## Aim of the exercise
Wherever "this" appears in a line of the listing, report that line.

## Dataset excerpts
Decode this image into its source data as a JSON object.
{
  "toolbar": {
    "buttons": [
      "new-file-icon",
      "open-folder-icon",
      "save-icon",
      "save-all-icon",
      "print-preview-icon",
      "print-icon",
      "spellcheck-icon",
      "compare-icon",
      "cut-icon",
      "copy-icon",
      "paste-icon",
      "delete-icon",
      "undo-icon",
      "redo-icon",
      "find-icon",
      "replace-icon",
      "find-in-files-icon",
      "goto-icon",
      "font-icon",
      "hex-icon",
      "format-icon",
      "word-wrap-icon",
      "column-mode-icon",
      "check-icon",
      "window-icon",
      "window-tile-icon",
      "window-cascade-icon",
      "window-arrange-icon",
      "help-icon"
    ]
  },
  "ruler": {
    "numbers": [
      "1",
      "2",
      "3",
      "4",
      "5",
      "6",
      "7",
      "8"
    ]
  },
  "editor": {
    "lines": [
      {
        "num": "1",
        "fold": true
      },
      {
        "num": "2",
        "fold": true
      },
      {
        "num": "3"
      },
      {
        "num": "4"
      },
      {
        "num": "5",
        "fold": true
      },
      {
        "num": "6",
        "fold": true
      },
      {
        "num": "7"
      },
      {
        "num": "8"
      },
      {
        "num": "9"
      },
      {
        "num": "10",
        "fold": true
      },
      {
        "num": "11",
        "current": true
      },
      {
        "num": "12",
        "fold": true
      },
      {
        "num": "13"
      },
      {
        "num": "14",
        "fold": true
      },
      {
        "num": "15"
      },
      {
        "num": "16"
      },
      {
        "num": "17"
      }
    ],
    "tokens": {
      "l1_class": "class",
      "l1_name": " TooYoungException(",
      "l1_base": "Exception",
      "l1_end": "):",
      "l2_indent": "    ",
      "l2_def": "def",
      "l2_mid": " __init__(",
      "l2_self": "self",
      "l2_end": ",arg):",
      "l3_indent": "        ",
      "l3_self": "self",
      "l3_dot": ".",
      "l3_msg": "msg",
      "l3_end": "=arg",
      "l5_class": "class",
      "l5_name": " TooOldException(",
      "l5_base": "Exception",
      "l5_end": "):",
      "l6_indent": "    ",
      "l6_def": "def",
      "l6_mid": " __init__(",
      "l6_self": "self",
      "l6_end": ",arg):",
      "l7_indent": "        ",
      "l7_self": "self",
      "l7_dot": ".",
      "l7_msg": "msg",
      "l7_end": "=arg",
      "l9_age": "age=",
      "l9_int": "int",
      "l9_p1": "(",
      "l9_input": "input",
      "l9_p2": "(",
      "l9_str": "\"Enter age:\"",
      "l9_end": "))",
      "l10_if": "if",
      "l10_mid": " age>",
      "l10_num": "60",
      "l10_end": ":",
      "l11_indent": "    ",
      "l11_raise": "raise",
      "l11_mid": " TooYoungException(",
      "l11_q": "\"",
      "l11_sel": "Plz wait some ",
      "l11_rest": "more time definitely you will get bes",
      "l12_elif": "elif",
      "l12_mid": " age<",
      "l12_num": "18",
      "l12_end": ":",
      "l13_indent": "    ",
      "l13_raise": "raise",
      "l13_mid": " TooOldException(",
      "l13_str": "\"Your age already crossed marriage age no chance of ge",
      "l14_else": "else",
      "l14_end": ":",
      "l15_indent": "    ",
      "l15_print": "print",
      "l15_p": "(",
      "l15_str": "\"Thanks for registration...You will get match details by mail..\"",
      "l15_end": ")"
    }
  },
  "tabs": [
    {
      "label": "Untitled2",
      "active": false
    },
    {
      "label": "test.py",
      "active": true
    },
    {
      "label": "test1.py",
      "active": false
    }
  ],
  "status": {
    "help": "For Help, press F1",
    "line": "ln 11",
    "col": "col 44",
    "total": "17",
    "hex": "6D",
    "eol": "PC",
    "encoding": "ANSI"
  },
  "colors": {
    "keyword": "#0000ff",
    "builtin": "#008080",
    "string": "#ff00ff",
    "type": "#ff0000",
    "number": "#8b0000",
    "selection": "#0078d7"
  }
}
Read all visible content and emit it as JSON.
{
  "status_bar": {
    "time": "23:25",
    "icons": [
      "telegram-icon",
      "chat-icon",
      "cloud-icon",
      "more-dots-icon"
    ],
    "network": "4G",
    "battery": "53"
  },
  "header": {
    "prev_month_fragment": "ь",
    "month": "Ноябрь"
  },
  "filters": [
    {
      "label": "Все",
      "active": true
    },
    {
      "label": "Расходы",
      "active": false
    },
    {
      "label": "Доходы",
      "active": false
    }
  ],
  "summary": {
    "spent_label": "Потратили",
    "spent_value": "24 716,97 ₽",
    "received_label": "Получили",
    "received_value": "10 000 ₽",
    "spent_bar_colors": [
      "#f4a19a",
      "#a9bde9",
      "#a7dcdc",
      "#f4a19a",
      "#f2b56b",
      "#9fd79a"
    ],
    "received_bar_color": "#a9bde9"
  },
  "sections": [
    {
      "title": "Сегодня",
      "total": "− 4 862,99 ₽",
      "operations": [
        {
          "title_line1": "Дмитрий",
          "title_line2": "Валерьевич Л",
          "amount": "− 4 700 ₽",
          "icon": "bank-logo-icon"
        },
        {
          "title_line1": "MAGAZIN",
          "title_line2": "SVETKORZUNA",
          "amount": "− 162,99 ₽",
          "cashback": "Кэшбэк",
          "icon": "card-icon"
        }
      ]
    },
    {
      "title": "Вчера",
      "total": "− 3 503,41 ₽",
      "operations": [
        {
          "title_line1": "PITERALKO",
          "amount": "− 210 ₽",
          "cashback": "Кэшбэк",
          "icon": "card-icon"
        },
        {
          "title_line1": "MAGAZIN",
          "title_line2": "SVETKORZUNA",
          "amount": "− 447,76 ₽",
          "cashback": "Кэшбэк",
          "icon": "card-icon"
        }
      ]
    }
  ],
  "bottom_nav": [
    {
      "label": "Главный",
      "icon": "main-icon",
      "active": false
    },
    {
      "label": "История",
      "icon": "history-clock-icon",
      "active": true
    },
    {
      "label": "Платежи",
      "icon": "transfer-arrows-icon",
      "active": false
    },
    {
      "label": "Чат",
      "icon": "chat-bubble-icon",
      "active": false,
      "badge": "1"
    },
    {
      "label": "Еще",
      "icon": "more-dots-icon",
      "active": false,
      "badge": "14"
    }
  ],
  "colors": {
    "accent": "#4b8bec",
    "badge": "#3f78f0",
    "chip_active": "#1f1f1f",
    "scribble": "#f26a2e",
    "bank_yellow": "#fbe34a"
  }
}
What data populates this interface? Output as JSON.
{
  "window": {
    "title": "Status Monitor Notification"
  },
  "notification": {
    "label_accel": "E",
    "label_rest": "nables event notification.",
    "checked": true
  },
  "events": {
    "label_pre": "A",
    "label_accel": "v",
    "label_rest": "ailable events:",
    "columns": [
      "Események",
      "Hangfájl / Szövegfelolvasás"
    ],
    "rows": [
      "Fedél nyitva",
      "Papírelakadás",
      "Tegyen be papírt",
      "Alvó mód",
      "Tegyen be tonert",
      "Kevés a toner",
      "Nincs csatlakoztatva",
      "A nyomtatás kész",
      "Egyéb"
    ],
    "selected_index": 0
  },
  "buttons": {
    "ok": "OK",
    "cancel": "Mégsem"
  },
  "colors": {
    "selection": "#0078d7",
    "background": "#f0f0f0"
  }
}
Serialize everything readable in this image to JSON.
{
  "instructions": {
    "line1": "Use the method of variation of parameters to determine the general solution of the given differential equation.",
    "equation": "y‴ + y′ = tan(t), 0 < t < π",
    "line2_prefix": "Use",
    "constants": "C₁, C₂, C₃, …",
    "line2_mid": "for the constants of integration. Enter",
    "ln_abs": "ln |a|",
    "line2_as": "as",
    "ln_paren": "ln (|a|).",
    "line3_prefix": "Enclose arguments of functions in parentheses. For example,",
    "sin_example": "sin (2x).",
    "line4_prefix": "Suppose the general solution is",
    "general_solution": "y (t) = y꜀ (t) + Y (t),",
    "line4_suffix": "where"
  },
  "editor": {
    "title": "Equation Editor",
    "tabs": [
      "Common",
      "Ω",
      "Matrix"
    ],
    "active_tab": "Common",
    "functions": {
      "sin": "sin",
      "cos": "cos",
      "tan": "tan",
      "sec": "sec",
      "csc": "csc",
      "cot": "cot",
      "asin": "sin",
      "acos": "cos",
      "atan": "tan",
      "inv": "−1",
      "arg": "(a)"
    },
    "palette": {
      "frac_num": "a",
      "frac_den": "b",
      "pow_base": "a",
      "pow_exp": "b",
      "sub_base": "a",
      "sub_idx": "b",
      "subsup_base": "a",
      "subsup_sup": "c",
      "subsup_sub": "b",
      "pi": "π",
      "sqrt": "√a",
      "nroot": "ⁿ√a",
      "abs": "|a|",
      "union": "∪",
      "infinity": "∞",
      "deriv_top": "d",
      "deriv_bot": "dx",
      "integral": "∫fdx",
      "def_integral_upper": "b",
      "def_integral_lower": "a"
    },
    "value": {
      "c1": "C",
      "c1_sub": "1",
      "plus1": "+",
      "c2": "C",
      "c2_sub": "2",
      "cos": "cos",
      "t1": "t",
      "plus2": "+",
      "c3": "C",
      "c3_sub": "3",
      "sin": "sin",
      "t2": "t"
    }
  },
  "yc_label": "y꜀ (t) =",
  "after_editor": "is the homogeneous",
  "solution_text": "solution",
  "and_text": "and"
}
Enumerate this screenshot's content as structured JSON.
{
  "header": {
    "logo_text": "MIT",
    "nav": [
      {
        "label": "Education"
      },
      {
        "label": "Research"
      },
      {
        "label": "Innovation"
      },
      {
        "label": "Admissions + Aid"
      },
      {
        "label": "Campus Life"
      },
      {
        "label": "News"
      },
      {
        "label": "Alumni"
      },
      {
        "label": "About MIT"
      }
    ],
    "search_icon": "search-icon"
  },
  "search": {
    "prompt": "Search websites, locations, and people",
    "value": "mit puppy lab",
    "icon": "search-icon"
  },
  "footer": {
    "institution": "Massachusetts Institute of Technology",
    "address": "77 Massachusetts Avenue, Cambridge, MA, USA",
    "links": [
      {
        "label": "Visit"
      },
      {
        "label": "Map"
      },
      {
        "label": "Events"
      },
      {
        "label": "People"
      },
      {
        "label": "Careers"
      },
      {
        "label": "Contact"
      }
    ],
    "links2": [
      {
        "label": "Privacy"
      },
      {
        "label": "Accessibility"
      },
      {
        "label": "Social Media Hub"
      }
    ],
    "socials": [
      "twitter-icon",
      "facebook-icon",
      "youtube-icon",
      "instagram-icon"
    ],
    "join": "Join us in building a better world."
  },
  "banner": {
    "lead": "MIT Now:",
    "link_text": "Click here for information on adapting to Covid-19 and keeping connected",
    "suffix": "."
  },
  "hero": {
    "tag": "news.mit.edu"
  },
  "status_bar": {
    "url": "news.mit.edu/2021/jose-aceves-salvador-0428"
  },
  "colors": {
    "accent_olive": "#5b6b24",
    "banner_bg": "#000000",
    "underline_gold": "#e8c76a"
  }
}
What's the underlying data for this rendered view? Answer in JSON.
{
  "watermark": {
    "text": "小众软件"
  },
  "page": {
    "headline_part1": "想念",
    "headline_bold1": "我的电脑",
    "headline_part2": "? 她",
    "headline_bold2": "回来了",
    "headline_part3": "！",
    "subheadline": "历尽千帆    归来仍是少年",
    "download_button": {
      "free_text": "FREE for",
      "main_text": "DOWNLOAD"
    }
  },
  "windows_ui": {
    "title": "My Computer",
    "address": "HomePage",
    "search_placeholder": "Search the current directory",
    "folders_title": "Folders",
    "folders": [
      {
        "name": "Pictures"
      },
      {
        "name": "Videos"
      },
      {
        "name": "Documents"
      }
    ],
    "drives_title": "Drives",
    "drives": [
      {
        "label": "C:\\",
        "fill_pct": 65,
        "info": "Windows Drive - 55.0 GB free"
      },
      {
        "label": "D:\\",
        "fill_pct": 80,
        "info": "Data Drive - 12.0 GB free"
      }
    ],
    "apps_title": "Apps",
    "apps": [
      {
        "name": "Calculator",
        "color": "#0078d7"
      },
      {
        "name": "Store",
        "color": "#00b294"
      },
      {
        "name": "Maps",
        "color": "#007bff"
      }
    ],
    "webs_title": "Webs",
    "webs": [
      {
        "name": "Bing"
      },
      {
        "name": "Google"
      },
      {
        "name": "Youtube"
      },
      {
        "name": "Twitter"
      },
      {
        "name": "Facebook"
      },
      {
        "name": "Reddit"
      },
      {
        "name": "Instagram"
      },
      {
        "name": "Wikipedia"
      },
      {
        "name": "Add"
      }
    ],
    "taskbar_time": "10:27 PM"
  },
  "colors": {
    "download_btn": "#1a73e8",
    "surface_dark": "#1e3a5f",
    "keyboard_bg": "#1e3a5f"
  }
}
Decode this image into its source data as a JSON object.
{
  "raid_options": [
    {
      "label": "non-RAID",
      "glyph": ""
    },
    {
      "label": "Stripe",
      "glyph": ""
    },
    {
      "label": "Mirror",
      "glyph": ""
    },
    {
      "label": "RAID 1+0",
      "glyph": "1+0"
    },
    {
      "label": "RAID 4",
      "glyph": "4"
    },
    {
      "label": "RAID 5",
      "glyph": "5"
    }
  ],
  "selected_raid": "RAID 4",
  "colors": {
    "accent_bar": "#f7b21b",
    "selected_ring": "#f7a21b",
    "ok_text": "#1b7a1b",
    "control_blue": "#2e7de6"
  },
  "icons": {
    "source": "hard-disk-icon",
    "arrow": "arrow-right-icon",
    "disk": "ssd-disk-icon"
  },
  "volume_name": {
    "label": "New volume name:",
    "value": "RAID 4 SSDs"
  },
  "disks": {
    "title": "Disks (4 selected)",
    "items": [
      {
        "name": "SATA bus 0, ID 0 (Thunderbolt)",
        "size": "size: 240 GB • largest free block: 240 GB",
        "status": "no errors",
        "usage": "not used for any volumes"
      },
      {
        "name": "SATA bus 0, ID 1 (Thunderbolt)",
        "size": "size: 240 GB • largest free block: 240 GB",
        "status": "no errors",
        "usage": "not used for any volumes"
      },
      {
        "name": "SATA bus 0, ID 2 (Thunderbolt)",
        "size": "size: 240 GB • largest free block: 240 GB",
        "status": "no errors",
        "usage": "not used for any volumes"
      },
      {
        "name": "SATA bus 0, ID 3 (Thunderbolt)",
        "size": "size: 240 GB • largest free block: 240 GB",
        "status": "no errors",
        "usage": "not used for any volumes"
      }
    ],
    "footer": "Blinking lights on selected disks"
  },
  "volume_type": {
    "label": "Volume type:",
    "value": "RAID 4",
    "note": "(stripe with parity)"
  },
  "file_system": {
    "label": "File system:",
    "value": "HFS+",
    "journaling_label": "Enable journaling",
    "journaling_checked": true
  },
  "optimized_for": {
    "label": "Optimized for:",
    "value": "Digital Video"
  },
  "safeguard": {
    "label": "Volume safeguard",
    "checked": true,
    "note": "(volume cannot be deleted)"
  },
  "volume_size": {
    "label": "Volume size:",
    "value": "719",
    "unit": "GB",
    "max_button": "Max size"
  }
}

## Result
Decode this image into its source data as a JSON object.
What data populates this interface? Output as JSON.
Serialize everything readable in this image to JSON.
Enumerate this screenshot's content as structured JSON.
What's the underlying data for this rendered view? Answer in JSON.
Decode this image into its source data as a JSON object.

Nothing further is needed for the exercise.